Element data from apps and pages
- - - - -

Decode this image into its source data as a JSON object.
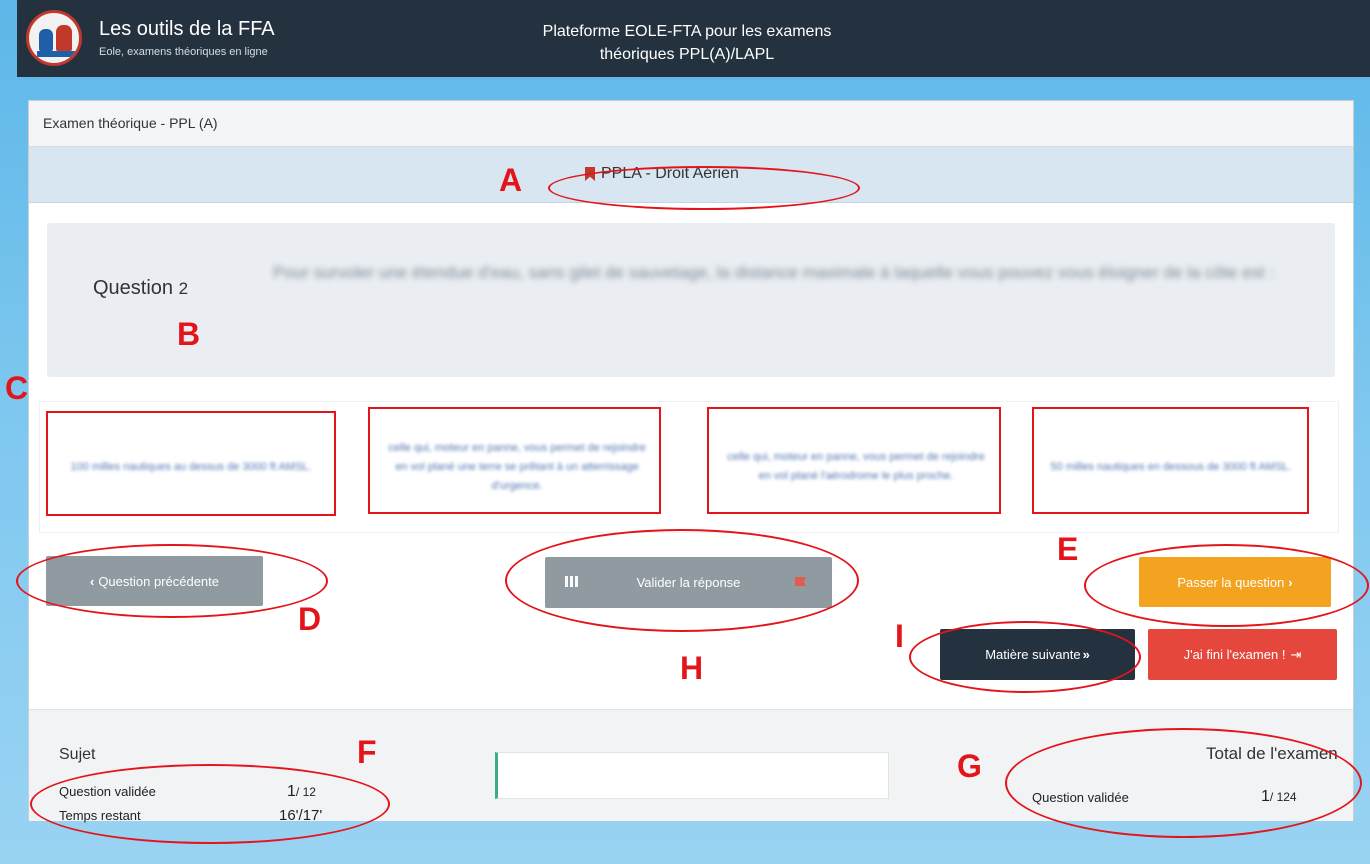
{
  "header": {
    "app_title": "Les outils de la FFA",
    "app_subtitle": "Eole, examens théoriques en ligne",
    "platform_line1": "Plateforme EOLE-FTA pour les examens",
    "platform_line2": "théoriques PPL(A)/LAPL"
  },
  "card": {
    "title": "Examen théorique - PPL (A)",
    "subject": "PPLA - Droit Aérien"
  },
  "question": {
    "label": "Question",
    "number": "2",
    "text": "Pour survoler une étendue d'eau, sans gilet de sauvetage, la distance maximale à laquelle vous pouvez vous éloigner de la côte est :"
  },
  "answers": [
    "100 milles nautiques au dessus de 3000 ft AMSL.",
    "celle qui, moteur en panne, vous permet de rejoindre en vol plané une terre se prêtant à un atterrissage d'urgence.",
    "celle qui, moteur en panne, vous permet de rejoindre en vol plané l'aérodrome le plus proche.",
    "50 milles nautiques en dessous de 3000 ft AMSL."
  ],
  "buttons": {
    "prev": "Question précédente",
    "validate": "Valider la réponse",
    "skip": "Passer la question",
    "next_subject": "Matière suivante",
    "finish": "J'ai fini l'examen !"
  },
  "footer": {
    "sujet_label": "Sujet",
    "validated_label": "Question validée",
    "validated_value": "1",
    "validated_total": "/ 12",
    "time_label": "Temps restant",
    "time_value": "16'/17'",
    "total_label": "Total de l'examen",
    "total_validated_label": "Question validée",
    "total_validated_value": "1",
    "total_validated_total": "/ 124"
  },
  "annotations": {
    "A": "A",
    "B": "B",
    "C": "C",
    "D": "D",
    "E": "E",
    "F": "F",
    "G": "G",
    "H": "H",
    "I": "I"
  },
  "colors": {
    "accent_annotation": "#e4141b",
    "skip": "#f3a31f",
    "finish": "#e5473c",
    "next_subject": "#243240",
    "neutral_button": "#8f9aa1"
  }
}
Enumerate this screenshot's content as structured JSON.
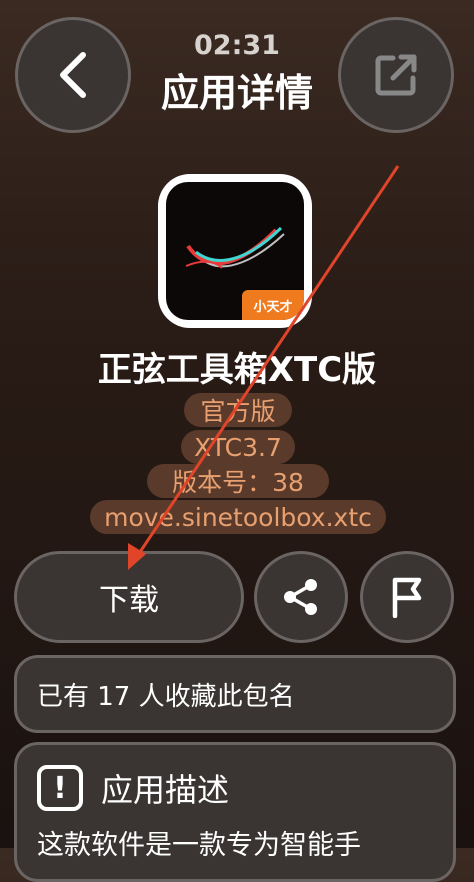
{
  "header": {
    "time": "02:31",
    "title": "应用详情",
    "back_icon": "chevron-left-icon",
    "external_icon": "open-external-icon"
  },
  "app": {
    "icon_badge": "小天才",
    "name": "正弦工具箱XTC版",
    "tags": [
      "官方版",
      "XTC3.7",
      "版本号：38",
      "move.sinetoolbox.xtc"
    ]
  },
  "actions": {
    "download_label": "下载",
    "share_icon": "share-icon",
    "report_icon": "flag-icon"
  },
  "favorites": {
    "text": "已有 17 人收藏此包名"
  },
  "description": {
    "title": "应用描述",
    "text": "这款软件是一款专为智能手"
  },
  "colors": {
    "tag_bg": "#5a3a2a",
    "tag_text": "#e8a070",
    "annotation_arrow": "#e0452a",
    "badge": "#f07a1e"
  }
}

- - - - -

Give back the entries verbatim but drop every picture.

**Written solution:**
Decode this image into its source data as a JSON object.
{
  "header": {
    "app_title": "Les outils de la FFA",
    "app_subtitle": "Eole, examens théoriques en ligne",
    "platform_line1": "Plateforme EOLE-FTA pour les examens",
    "platform_line2": "théoriques PPL(A)/LAPL"
  },
  "card": {
    "title": "Examen théorique - PPL (A)",
    "subject": "PPLA - Droit Aérien"
  },
  "question": {
    "label": "Question",
    "number": "2",
    "text": "Pour survoler une étendue d'eau, sans gilet de sauvetage, la distance maximale à laquelle vous pouvez vous éloigner de la côte est :"
  },
  "answers": [
    "100 milles nautiques au dessus de 3000 ft AMSL.",
    "celle qui, moteur en panne, vous permet de rejoindre en vol plané une terre se prêtant à un atterrissage d'urgence.",
    "celle qui, moteur en panne, vous permet de rejoindre en vol plané l'aérodrome le plus proche.",
    "50 milles nautiques en dessous de 3000 ft AMSL."
  ],
  "buttons": {
    "prev": "Question précédente",
    "validate": "Valider la réponse",
    "skip": "Passer la question",
    "next_subject": "Matière suivante",
    "finish": "J'ai fini l'examen !"
  },
  "footer": {
    "sujet_label": "Sujet",
    "validated_label": "Question validée",
    "validated_value": "1",
    "validated_total": "/ 12",
    "time_label": "Temps restant",
    "time_value": "16'/17'",
    "total_label": "Total de l'examen",
    "total_validated_label": "Question validée",
    "total_validated_value": "1",
    "total_validated_total": "/ 124"
  },
  "annotations": {
    "A": "A",
    "B": "B",
    "C": "C",
    "D": "D",
    "E": "E",
    "F": "F",
    "G": "G",
    "H": "H",
    "I": "I"
  },
  "colors": {
    "accent_annotation": "#e4141b",
    "skip": "#f3a31f",
    "finish": "#e5473c",
    "next_subject": "#243240",
    "neutral_button": "#8f9aa1"
  }
}
Enumerate this screenshot's content as structured JSON.
{
  "header": {
    "time": "02:31",
    "title": "应用详情",
    "back_icon": "chevron-left-icon",
    "external_icon": "open-external-icon"
  },
  "app": {
    "icon_badge": "小天才",
    "name": "正弦工具箱XTC版",
    "tags": [
      "官方版",
      "XTC3.7",
      "版本号：38",
      "move.sinetoolbox.xtc"
    ]
  },
  "actions": {
    "download_label": "下载",
    "share_icon": "share-icon",
    "report_icon": "flag-icon"
  },
  "favorites": {
    "text": "已有 17 人收藏此包名"
  },
  "description": {
    "title": "应用描述",
    "text": "这款软件是一款专为智能手"
  },
  "colors": {
    "tag_bg": "#5a3a2a",
    "tag_text": "#e8a070",
    "annotation_arrow": "#e0452a",
    "badge": "#f07a1e"
  }
}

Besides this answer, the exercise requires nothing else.